Element data from apps and pages:
*** Begin section ***

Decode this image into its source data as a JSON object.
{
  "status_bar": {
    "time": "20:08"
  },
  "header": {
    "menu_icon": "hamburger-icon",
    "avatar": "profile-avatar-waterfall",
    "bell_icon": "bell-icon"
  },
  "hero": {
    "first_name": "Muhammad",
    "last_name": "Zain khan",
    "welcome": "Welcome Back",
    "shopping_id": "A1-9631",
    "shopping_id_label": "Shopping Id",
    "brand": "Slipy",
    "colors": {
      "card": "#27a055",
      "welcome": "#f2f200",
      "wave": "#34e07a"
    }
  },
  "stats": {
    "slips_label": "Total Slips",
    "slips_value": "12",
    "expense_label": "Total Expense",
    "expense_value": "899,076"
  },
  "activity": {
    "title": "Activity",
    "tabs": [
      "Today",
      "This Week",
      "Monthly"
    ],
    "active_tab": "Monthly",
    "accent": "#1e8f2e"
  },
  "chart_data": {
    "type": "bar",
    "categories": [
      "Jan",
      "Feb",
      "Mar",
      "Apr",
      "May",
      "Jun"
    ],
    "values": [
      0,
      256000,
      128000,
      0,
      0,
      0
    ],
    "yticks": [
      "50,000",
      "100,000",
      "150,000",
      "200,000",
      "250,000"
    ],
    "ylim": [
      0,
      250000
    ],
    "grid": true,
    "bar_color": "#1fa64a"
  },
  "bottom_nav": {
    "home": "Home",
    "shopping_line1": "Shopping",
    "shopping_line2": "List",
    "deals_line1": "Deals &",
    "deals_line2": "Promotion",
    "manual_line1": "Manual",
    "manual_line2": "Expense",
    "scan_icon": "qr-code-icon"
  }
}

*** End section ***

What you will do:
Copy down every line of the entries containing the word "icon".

Answer below:
    "menu_icon": "hamburger-icon",
    "bell_icon": "bell-icon"
    "scan_icon": "qr-code-icon"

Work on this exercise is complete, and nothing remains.